Alberta turns 100 today and things have never been brighter in Wild Rose Country. With a surplus of at least 3 billion this year and possible double that, the province is in a position to accomplish pretty much anything it wants. And, heck, the Flames nearly won a Cup last year and the Oilers landed Chris Pronger…times are good.
But you wouldn’t think things were this rosy if you listened to Albertans, from the politicians to the pundits. The latest complaint has been about the non-existant “NEP 2”. Even though there is no such program and no one in Ottawa has hinted that anything will be done to “rob” Alberta of its wealth, it provides a great straw man for people to take shots at.
This has predictably led to many bloggers posting their fond memories of the NEP. The Burkean Canuck gives a good analysis on the effects of the NEP here.
Here’s an excerpt from his post, written somewhat in response to my NEP post from early August.
The biggest lie of all is that central Canada helped Alberta during the dirty thirties. Ain't so. The Government of Alberta went hat in hand to central Canadian banks to restructure Alberta's debt, and they sought loan guarantees from the Government of Canada to take to the central Canadian banks. Both the central Canadian banks and the Canadian government turned Alberta down flat.
Things got so bad that by 1938, there was talk of merging Alberta, Saskatchewan, and Manitoba into one province, and the three Maritime provinces into another.
But the legend of central Canada's helping Alberta when the province was down and out is just that: a legend, a fiction that some occasionally find useful for their own purposes.
I don’t want to dwell on this too much, but I need to come back to it since one of the big defenses of the NEP (or equalization for that matter) is that Alberta had to pay a bit when times were good because the federal government was there, and will be there, for them when times are tough.
In the 30s, the Western Provinces had their loans guaranteed by the federal government to avoid bankruptcy. While digging for a reference to this in old University textbooks in my closet, I also came across this tid-bit in James Struthers' Canadian Unemployment Policy in the 1930s:
By 1937 Ottawa would be paying 85 percent of all relief costs in Saskatchewan; 71 percent in Alberta; 69 percent in British Columbia; and 68 percent in Manitoba; while still insisting that relief was a local responsibility. In Ontario and Quebec, in contrast, Ottawa paid only 29 percent and 32 percent, respectively, of relief costs.

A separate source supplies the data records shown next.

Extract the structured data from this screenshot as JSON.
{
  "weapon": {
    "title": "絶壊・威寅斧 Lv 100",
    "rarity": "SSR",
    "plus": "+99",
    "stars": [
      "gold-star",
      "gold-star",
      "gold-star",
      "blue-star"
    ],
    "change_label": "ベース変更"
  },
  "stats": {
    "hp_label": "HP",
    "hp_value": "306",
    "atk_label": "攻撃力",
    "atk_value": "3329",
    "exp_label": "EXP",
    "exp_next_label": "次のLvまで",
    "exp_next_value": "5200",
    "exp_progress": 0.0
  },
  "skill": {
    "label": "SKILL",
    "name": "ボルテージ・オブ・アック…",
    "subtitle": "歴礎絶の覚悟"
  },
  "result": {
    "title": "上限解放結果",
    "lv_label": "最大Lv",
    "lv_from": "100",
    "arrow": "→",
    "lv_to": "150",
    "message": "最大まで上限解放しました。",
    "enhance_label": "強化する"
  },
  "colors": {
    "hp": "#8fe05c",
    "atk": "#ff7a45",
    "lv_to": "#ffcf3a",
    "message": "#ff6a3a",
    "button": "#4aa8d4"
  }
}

There was also Diefenbaker’s National Oil Program that forced Ontario to buy Alberta oil, thereby helping the oilpatch grow, even if it meant higher prices for Canadian consumers. I also suspect a study on the amount of agricultural subsidies the federal government has dished out of the past century would find a staggering dollar total. And just recently, there was the billion dollar Mad Cow bailout.
Obviously Alberta puts a lot more into confederation than they get out, from a purely dollars and cents perspective. But this isn’t part of some grand conspiracy to rob Alberta of her wealth. This province hit the jackpot, not because Albertans work harder or because they elect Conservative governments, but because a lot of dinosaurs croaked here hundreds of millions of years ago. Like it or not, Canadians believe that the rich should help the poor, so that means Alberta is going to have to share some of the wealth.
I’m not advocating a new NEP, or an oil tax, or a change to the equalization formula – I’d just like to see an end to the over the tops screams that Ottawa is out to “rob” Alberta, when this is simply the nature of Confederation. Albertans should be grateful for the riches we’ve been blessed with and focus on using them to make this province even better.